- [WORK TO BE COMPLETED]: Please copy out the lines in the entries that contain "Turn".
EXERCISE INPUT START
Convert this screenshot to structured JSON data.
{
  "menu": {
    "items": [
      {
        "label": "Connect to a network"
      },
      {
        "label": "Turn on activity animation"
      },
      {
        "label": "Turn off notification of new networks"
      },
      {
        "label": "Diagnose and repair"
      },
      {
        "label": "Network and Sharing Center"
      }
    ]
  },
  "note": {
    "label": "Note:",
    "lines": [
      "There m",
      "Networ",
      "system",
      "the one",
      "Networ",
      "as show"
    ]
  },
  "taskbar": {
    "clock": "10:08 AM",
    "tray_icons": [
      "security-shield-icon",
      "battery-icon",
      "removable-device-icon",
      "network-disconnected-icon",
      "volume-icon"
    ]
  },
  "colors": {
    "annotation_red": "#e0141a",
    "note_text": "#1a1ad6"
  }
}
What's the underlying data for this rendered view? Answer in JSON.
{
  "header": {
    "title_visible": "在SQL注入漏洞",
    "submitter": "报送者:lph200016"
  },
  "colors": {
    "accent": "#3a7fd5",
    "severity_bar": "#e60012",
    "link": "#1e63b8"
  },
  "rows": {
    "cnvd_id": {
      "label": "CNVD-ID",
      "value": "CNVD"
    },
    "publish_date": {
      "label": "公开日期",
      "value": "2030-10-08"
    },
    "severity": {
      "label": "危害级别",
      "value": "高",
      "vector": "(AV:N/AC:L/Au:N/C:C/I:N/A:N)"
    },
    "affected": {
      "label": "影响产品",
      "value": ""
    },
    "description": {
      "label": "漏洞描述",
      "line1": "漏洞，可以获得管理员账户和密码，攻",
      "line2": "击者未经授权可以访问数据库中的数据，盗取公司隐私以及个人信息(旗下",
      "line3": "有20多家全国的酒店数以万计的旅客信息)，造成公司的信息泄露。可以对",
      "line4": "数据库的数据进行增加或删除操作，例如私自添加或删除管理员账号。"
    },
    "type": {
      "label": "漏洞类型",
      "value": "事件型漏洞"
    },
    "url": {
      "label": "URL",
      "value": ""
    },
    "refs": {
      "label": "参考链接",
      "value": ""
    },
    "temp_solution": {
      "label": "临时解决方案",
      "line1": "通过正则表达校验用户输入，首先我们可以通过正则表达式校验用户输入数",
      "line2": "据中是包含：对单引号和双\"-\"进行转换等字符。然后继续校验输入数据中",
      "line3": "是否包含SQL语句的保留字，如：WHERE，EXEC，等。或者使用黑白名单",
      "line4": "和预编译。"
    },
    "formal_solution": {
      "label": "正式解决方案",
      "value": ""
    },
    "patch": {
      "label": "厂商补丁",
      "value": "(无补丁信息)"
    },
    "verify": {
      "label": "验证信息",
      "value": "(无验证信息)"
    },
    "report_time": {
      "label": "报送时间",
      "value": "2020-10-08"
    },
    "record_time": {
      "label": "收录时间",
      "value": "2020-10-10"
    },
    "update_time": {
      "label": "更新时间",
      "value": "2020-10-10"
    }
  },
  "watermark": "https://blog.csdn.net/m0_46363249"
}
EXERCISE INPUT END
- [RESPONSE BOX]:
        "label": "Turn on activity animation"
        "label": "Turn off notification of new networks"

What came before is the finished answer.